◆ Requirement
Word for word, restate every line of the listing that follows.

□ □ □ □ □ □ □

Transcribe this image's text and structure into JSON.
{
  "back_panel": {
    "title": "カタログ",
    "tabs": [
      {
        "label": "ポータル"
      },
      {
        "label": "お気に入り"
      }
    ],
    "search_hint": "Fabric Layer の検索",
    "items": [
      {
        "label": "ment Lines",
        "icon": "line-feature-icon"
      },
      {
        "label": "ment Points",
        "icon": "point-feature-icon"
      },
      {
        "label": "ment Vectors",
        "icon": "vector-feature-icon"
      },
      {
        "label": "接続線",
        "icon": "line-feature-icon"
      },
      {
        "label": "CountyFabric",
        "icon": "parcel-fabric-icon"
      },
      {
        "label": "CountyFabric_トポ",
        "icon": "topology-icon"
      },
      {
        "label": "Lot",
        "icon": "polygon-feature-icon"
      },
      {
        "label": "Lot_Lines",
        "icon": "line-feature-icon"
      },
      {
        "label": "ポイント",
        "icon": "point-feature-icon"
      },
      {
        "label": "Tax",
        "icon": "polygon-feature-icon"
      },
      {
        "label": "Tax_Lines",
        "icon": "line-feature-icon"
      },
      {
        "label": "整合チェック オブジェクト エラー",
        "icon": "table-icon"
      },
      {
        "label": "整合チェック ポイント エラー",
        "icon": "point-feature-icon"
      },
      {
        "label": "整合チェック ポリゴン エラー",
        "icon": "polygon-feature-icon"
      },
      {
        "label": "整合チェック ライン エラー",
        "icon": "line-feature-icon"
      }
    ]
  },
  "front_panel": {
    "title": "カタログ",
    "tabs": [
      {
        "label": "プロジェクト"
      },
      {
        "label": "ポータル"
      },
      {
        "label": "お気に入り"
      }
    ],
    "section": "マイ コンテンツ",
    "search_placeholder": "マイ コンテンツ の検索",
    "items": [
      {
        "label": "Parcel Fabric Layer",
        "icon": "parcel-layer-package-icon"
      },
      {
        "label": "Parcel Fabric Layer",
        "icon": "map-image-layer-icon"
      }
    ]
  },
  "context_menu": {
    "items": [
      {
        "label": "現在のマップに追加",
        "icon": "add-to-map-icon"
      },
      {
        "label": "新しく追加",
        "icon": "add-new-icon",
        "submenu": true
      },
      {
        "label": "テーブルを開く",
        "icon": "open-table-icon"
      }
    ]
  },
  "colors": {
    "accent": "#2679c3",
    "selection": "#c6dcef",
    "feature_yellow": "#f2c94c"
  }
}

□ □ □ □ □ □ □

◆ Exercise answer
Transcribe this image's text and structure into JSON.
{
  "back_panel": {
    "title": "カタログ",
    "tabs": [
      {
        "label": "ポータル"
      },
      {
        "label": "お気に入り"
      }
    ],
    "search_hint": "Fabric Layer の検索",
    "items": [
      {
        "label": "ment Lines",
        "icon": "line-feature-icon"
      },
      {
        "label": "ment Points",
        "icon": "point-feature-icon"
      },
      {
        "label": "ment Vectors",
        "icon": "vector-feature-icon"
      },
      {
        "label": "接続線",
        "icon": "line-feature-icon"
      },
      {
        "label": "CountyFabric",
        "icon": "parcel-fabric-icon"
      },
      {
        "label": "CountyFabric_トポ",
        "icon": "topology-icon"
      },
      {
        "label": "Lot",
        "icon": "polygon-feature-icon"
      },
      {
        "label": "Lot_Lines",
        "icon": "line-feature-icon"
      },
      {
        "label": "ポイント",
        "icon": "point-feature-icon"
      },
      {
        "label": "Tax",
        "icon": "polygon-feature-icon"
      },
      {
        "label": "Tax_Lines",
        "icon": "line-feature-icon"
      },
      {
        "label": "整合チェック オブジェクト エラー",
        "icon": "table-icon"
      },
      {
        "label": "整合チェック ポイント エラー",
        "icon": "point-feature-icon"
      },
      {
        "label": "整合チェック ポリゴン エラー",
        "icon": "polygon-feature-icon"
      },
      {
        "label": "整合チェック ライン エラー",
        "icon": "line-feature-icon"
      }
    ]
  },
  "front_panel": {
    "title": "カタログ",
    "tabs": [
      {
        "label": "プロジェクト"
      },
      {
        "label": "ポータル"
      },
      {
        "label": "お気に入り"
      }
    ],
    "section": "マイ コンテンツ",
    "search_placeholder": "マイ コンテンツ の検索",
    "items": [
      {
        "label": "Parcel Fabric Layer",
        "icon": "parcel-layer-package-icon"
      },
      {
        "label": "Parcel Fabric Layer",
        "icon": "map-image-layer-icon"
      }
    ]
  },
  "context_menu": {
    "items": [
      {
        "label": "現在のマップに追加",
        "icon": "add-to-map-icon"
      },
      {
        "label": "新しく追加",
        "icon": "add-new-icon",
        "submenu": true
      },
      {
        "label": "テーブルを開く",
        "icon": "open-table-icon"
      }
    ]
  },
  "colors": {
    "accent": "#2679c3",
    "selection": "#c6dcef",
    "feature_yellow": "#f2c94c"
  }
}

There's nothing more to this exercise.